Hick’s law in UX design dictates that choices in a user interface should be made easier for the user. It proposes that the more visual stimuli on a page, the more difficult the choice for users visiting that page. Users who are bombarded with options must take their time and weigh all of their options.
As a result of Hick’s law, users are not confronted with complex choices when visiting a web page. Allowing them to easily navigate through the page. Limiting the options provided to a user upon viewing a page can ensure that they are able to engage with it better.
Fitts’ law deals with the time a person requires to navigate to a certain option on a webpage. It states that this time is relative to the distance from the position of the cursor to the object. It also claims that it is inversely proportional to the size of the object.
According to Fitts’ law, errors may increase when quick movements merge with small object sizes. This occurs when users interact with a component as a result of the speed-accuracy trade-off.
When adapting to this law, certain practices have become a convention in UX design. This includes creating larger interactive buttons, particularly on finger-operated devices. All whilst keeping the distance between consecutively selected options very short. So that users are able to engage with the interface more easily.
As a result of incorporating Fitts’ law, several interface components proved to be successful. These innovations have been brought into practice. Complex designs are being avoided in favor of features such as pop-up and drop-down menus. Overall, users’ travel distance is also reduced. Thereby allowing for more efficient engagement with the webpage.
The Power of Shapes
Shapes are used to allow users to perceive an interface in a favorable manner. The psychology of shapes allows for a way of connecting various elements of the design with one another. Or by allowing for components to stand out or be grouped together.
In designing a UX, one has to deal with many details, small and complex such as buttons and icons. The shapes utilized in various parts of this design can impact the user’s perception. While also influencing their experience with a web page.
For example, shapes may be used to direct the users in a certain direction. Forms are often compiled of rectangular boxes making it easier for users to scan through them and add information. This can be arranged in a pyramid, drawing attention to the top.
Straight lines and sharp angles, as well as round shapes and curved vertices, can be used to influence the overall look of a webpage. The former is more decorative and mild, whereas the latter is more formal and even aggressive. Users can engage with a page when UX designers are open to the psychological significance of shapes. Which results in more effective and meaningful.
The Chameleon Effect
The “Chameleon Effect,” like the Gestalt law of symmetry, also proposed a statement. It stated that all people have a tendency to replicate the emotions or feelings of those around them. While this is purely organic. The quality, however, can be employed in UX design to influence users’ behavior.
For example, presenting an announcement or content on a page in a positive or joyful light. This could be used to create a positive environment around objects. Allowing users to form positive associations with them as well.
The Human Mind and UX Research
UX design and cognitive psychology have one thing in common. They are both disciplines that are complex and highly misunderstood.

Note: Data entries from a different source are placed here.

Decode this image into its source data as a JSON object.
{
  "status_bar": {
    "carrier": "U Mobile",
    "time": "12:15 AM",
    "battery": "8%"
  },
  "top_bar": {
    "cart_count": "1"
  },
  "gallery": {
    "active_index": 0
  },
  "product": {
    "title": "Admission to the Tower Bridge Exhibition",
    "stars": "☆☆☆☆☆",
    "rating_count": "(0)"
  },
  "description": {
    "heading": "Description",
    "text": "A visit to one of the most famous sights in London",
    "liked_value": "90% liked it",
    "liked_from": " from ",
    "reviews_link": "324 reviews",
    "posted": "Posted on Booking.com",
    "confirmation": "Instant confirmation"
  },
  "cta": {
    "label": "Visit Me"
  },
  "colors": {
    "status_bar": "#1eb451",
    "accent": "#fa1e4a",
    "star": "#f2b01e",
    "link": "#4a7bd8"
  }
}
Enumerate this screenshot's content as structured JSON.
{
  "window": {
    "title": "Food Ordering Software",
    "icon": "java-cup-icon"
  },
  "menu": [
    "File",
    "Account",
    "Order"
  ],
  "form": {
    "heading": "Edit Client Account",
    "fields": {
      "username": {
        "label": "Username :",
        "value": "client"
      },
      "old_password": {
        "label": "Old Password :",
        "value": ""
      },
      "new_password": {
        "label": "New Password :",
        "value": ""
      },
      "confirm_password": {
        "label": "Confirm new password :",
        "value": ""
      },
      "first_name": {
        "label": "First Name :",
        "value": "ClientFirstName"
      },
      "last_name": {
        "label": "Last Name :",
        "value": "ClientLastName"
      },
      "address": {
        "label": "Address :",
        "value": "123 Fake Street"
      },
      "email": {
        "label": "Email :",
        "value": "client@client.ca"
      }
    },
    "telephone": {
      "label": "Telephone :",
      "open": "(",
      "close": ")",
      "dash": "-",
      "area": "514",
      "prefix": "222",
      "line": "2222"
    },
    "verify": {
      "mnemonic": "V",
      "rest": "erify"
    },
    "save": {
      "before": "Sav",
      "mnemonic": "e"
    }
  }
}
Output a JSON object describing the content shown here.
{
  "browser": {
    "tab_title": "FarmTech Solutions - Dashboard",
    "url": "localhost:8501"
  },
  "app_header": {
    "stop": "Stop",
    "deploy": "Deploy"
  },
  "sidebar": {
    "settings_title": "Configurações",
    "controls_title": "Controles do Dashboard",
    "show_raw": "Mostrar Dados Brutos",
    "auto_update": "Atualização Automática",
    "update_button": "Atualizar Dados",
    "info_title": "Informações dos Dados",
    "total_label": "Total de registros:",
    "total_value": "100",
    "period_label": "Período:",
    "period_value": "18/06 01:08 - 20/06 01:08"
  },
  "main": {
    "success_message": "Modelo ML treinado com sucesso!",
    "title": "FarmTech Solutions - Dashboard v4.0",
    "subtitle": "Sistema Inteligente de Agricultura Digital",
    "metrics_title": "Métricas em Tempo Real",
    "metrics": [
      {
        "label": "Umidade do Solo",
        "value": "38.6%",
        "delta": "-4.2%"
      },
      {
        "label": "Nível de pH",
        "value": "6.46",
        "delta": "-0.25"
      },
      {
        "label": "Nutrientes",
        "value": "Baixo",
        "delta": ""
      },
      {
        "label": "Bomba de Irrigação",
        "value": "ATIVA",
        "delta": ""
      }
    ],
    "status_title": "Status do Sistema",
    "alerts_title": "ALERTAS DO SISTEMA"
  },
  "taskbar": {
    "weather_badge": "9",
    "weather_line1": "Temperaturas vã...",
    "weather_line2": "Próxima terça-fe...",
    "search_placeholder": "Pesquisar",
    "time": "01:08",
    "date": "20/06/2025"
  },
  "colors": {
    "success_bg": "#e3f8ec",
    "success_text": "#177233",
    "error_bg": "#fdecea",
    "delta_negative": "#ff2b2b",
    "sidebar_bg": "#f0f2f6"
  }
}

The possibilities for psychological research in UX are endless. Artificial intelligence is one such example. Which has been anticipated to include psychological research in the near future.
As far as UX designers go: a good UX is one that understands users fully. In this pursuit, psychology might soon be accompanied by other social sciences. Such as Economics, Political Science, and Linguistics. This could also indicate that we will see a lot more behavior-based technology in the future.